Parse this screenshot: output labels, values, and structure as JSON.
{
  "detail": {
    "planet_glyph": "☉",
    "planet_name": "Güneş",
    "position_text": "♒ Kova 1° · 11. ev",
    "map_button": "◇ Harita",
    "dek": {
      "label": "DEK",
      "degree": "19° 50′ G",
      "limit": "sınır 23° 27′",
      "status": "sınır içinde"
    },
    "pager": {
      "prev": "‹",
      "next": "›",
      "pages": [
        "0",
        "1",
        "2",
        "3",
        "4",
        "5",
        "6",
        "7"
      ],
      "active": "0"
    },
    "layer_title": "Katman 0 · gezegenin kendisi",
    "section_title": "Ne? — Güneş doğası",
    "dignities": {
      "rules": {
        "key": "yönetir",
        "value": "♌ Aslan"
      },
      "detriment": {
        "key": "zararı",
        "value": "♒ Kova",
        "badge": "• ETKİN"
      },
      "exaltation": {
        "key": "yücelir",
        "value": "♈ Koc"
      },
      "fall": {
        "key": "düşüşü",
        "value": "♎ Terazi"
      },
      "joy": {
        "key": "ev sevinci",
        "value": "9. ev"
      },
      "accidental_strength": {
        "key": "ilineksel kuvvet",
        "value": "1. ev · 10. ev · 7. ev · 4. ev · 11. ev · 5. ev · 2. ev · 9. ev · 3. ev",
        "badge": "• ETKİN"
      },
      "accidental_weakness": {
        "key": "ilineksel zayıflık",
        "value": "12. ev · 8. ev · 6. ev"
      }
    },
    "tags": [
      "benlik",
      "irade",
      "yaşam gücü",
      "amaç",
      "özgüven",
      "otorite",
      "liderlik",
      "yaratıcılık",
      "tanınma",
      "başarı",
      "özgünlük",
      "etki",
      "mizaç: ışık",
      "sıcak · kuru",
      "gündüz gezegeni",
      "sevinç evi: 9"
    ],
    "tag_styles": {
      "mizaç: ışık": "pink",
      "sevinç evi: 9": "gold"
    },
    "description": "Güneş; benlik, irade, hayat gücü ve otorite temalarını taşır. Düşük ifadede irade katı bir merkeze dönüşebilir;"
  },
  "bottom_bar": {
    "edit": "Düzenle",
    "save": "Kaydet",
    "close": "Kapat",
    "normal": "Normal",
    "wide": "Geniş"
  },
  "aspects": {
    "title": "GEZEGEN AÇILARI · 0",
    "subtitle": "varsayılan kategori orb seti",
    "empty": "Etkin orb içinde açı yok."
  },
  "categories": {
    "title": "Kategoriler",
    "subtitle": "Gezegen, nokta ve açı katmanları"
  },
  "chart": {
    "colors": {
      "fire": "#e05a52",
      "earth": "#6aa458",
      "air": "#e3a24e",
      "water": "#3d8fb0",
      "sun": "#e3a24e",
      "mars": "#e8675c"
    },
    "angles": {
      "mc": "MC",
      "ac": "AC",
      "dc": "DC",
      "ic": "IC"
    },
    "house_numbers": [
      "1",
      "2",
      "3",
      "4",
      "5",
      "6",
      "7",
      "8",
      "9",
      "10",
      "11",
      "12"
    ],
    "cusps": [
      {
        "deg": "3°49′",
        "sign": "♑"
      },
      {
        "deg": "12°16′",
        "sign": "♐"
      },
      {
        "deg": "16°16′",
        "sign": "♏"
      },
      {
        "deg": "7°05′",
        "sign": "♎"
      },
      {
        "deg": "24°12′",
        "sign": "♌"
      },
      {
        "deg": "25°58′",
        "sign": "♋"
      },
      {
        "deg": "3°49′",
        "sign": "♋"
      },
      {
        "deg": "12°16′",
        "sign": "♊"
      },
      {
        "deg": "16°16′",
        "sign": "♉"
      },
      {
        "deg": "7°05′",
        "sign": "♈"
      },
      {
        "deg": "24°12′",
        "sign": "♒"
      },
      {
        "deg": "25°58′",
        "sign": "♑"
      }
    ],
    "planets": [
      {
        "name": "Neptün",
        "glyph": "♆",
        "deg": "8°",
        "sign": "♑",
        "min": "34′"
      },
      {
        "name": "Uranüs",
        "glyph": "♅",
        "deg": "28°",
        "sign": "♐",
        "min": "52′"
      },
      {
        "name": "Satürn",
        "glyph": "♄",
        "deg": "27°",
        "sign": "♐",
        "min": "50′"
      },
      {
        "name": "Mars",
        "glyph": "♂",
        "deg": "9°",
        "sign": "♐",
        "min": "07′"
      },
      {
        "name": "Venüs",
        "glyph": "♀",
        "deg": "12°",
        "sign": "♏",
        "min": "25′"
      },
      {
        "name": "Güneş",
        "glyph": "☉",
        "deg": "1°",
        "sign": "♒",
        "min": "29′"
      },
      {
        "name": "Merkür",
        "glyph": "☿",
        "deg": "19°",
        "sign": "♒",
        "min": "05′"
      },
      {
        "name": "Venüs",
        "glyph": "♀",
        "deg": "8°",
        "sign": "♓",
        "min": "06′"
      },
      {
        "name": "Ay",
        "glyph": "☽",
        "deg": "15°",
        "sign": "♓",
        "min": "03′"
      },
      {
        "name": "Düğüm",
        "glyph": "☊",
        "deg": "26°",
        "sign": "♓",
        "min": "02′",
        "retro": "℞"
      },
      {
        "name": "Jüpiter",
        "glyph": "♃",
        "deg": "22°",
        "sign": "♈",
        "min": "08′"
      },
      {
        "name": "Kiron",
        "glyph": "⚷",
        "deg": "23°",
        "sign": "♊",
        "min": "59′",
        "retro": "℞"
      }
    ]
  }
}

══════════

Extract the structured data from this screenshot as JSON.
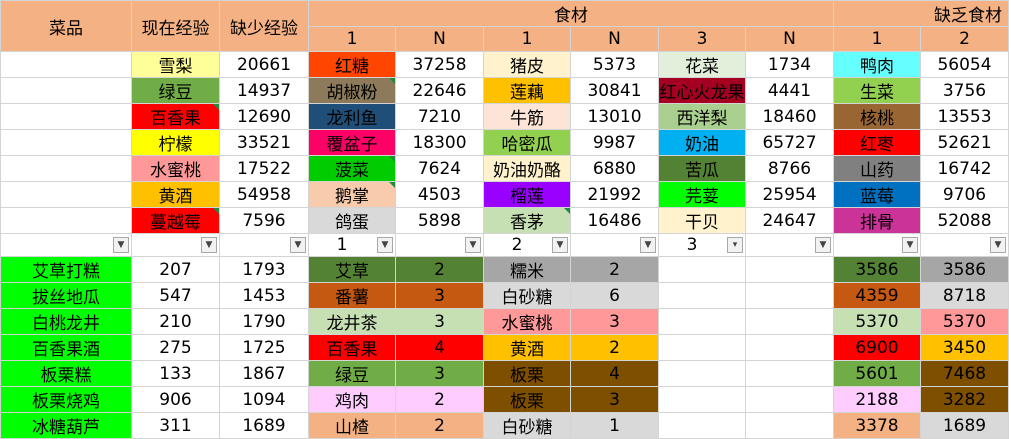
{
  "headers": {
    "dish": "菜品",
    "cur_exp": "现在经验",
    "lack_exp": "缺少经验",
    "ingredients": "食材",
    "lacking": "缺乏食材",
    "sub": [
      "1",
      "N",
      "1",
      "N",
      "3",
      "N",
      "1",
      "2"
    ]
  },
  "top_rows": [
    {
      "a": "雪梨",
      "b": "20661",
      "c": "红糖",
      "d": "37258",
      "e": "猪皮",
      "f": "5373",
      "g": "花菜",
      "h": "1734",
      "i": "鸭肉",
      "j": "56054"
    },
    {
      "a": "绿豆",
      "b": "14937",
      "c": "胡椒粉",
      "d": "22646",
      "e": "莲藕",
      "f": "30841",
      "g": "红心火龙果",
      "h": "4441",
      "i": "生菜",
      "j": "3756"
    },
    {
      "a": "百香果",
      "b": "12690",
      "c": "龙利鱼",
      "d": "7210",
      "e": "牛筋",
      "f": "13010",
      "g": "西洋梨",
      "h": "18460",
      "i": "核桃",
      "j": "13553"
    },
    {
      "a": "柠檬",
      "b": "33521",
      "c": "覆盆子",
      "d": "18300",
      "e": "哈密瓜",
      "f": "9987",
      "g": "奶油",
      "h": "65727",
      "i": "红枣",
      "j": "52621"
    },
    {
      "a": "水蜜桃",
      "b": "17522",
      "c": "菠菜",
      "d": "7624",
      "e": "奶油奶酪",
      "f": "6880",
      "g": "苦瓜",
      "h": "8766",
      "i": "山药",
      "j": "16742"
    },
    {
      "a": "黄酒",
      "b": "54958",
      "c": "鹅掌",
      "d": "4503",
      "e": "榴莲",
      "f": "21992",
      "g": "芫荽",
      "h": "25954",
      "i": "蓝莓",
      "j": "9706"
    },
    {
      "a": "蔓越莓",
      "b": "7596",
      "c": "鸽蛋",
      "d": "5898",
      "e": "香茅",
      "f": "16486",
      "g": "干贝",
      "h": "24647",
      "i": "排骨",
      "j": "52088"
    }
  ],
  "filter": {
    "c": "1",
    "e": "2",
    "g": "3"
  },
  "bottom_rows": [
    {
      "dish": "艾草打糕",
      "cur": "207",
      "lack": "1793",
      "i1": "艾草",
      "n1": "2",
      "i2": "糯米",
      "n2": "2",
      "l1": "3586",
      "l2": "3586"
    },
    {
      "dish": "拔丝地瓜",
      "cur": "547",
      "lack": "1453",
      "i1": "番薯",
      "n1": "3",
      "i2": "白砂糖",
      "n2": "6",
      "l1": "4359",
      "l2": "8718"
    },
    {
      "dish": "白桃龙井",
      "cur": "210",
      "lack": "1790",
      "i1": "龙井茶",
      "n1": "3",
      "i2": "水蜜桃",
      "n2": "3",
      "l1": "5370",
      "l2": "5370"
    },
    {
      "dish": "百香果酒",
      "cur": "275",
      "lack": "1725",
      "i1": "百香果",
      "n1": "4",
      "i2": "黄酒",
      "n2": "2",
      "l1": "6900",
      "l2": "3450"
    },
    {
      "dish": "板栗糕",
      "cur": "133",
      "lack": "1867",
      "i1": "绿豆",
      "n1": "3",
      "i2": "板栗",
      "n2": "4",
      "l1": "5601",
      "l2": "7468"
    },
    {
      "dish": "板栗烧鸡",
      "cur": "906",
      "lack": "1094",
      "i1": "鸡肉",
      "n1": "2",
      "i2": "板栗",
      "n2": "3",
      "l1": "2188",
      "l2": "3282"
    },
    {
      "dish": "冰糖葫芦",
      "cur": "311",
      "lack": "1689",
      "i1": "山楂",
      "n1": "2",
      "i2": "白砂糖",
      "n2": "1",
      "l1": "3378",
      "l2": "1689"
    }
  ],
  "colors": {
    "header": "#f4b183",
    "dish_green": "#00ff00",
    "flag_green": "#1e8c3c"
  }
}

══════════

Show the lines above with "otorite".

      "otorite",
    "description": "Güneş; benlik, irade, hayat gücü ve otorite temalarını taşır. Düşük ifadede irade katı bir merkeze dönüşebilir;"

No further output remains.